The Katukina Pano are an indigenous group of people who live in Brazil,
state of Acre. According to Funasa, there were 585 people in the group.
They speak the Pano language.
The Katukina consider contacts with other indigenous groups important as a
method to reformulate and construct social relations. Pe. Tastevin, at the
start of the 20th century, defined them as "Panos of all the races".
According to Paul Rivet, an anthropologist, "Katukina" or "Catuquina" is a
generic term which has been associated to five different groups of people,
geographically near to each other (Rivet 1920). Today there are only three
groups: one near the Jutaí river in Amazonas, and two groups who speak Pano
The Katukina language is part of the Pano linguistic family. Nasalization is
one of the most notable features. Most words are disyllabic, and new words are
formed by combining two words or including one or more suffixes.
There's no distinction in gender.
All the Katukina speak their own native language in their tribe, and they
only use portuguese when they talk to non-indians, and less than half of the
population is proficient in speaking it.
The Katukina live in two Indigenous lands. The Gregório River reservation
was the first to be established in Acre in 1982, extending over 92,000
hectares. The Yawanawá live in the southern portion of the reservation.

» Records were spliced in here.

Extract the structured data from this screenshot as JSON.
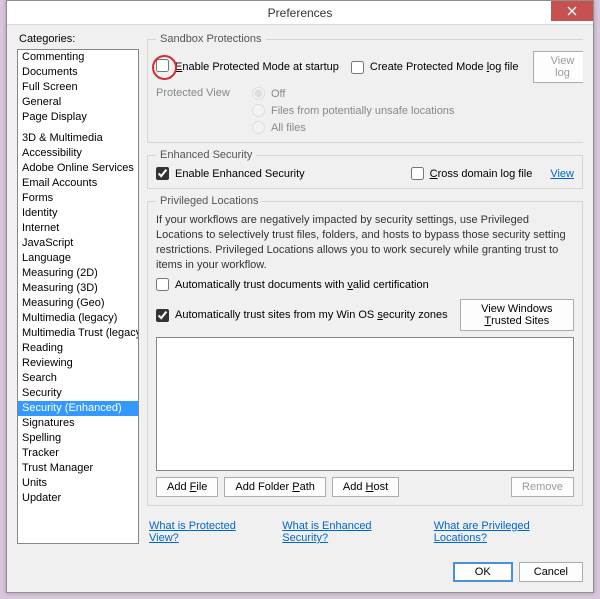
{
  "window": {
    "title": "Preferences"
  },
  "categories_label": "Categories:",
  "categories": [
    "Commenting",
    "Documents",
    "Full Screen",
    "General",
    "Page Display",
    "__sep__",
    "3D & Multimedia",
    "Accessibility",
    "Adobe Online Services",
    "Email Accounts",
    "Forms",
    "Identity",
    "Internet",
    "JavaScript",
    "Language",
    "Measuring (2D)",
    "Measuring (3D)",
    "Measuring (Geo)",
    "Multimedia (legacy)",
    "Multimedia Trust (legacy)",
    "Reading",
    "Reviewing",
    "Search",
    "Security",
    "Security (Enhanced)",
    "Signatures",
    "Spelling",
    "Tracker",
    "Trust Manager",
    "Units",
    "Updater"
  ],
  "selected_category": "Security (Enhanced)",
  "sandbox": {
    "legend": "Sandbox Protections",
    "enable_protected_label": "Enable Protected Mode at startup",
    "enable_protected_checked": false,
    "create_log_label": "Create Protected Mode log file",
    "create_log_checked": false,
    "view_log_btn": "View log",
    "protected_view_label": "Protected View",
    "pv_off": "Off",
    "pv_unsafe": "Files from potentially unsafe locations",
    "pv_all": "All files",
    "pv_selected": "Off"
  },
  "enhanced": {
    "legend": "Enhanced Security",
    "enable_label": "Enable Enhanced Security",
    "enable_checked": true,
    "cross_label": "Cross domain log file",
    "cross_checked": false,
    "view_link": "View"
  },
  "priv": {
    "legend": "Privileged Locations",
    "help": "If your workflows are negatively impacted by security settings, use Privileged Locations to selectively trust files, folders, and hosts to bypass those security setting restrictions. Privileged Locations allows you to work securely while granting trust to items in your workflow.",
    "auto_docs_label": "Automatically trust documents with valid certification",
    "auto_docs_checked": false,
    "auto_sites_label": "Automatically trust sites from my Win OS security zones",
    "auto_sites_checked": true,
    "view_trusted_btn": "View Windows Trusted Sites",
    "add_file_btn": "Add File",
    "add_folder_btn": "Add Folder Path",
    "add_host_btn": "Add Host",
    "remove_btn": "Remove"
  },
  "help_links": {
    "pv": "What is Protected View?",
    "es": "What is Enhanced Security?",
    "pl": "What are Privileged Locations?"
  },
  "footer": {
    "ok": "OK",
    "cancel": "Cancel"
  }
}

The
Campinas River reservation was demarcated in 1984, and occupies over 32,000
hectares. This reservation is divided by the BR-364 highway (Rio Branco -
Cruzeiro do Sul) from east to west.
*Katukina Pano at